Extracted records =>
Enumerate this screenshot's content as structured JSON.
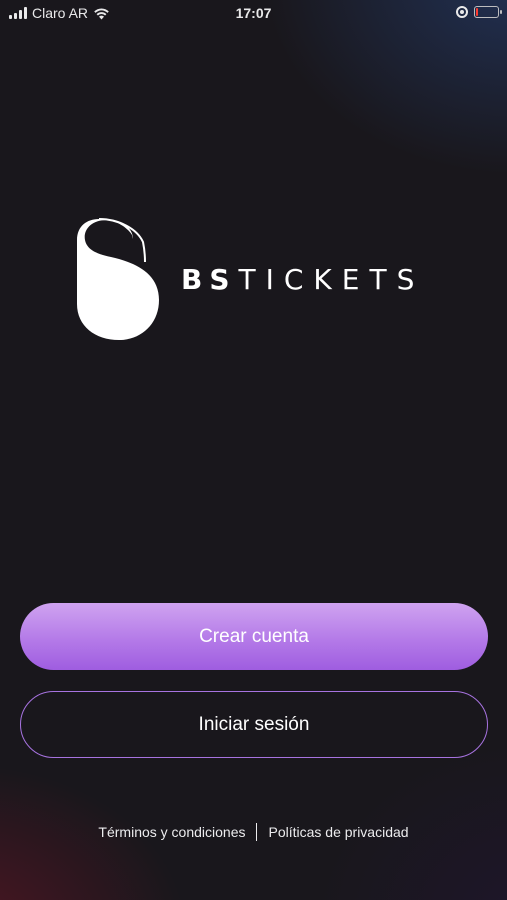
{
  "status_bar": {
    "carrier": "Claro AR",
    "time": "17:07",
    "icons": [
      "signal-icon",
      "wifi-icon",
      "orientation-lock-icon",
      "battery-icon"
    ],
    "battery_level": 0.1
  },
  "brand": {
    "wordmark_bold": "BS",
    "wordmark_light": "TICKETS",
    "logo_icon": "bs-logo-mark"
  },
  "actions": {
    "create_account": "Crear cuenta",
    "sign_in": "Iniciar sesión"
  },
  "footer": {
    "terms": "Términos y condiciones",
    "privacy": "Políticas de privacidad"
  },
  "colors": {
    "background": "#19171c",
    "primary_button": "#b47ae8",
    "secondary_border": "#a773e0",
    "battery_low": "#ff3b30"
  }
}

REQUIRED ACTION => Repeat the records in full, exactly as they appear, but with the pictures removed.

COMPLETED TASK =>
Enumerate this screenshot's content as structured JSON.
{
  "status_bar": {
    "carrier": "Claro AR",
    "time": "17:07",
    "icons": [
      "signal-icon",
      "wifi-icon",
      "orientation-lock-icon",
      "battery-icon"
    ],
    "battery_level": 0.1
  },
  "brand": {
    "wordmark_bold": "BS",
    "wordmark_light": "TICKETS",
    "logo_icon": "bs-logo-mark"
  },
  "actions": {
    "create_account": "Crear cuenta",
    "sign_in": "Iniciar sesión"
  },
  "footer": {
    "terms": "Términos y condiciones",
    "privacy": "Políticas de privacidad"
  },
  "colors": {
    "background": "#19171c",
    "primary_button": "#b47ae8",
    "secondary_border": "#a773e0",
    "battery_low": "#ff3b30"
  }
}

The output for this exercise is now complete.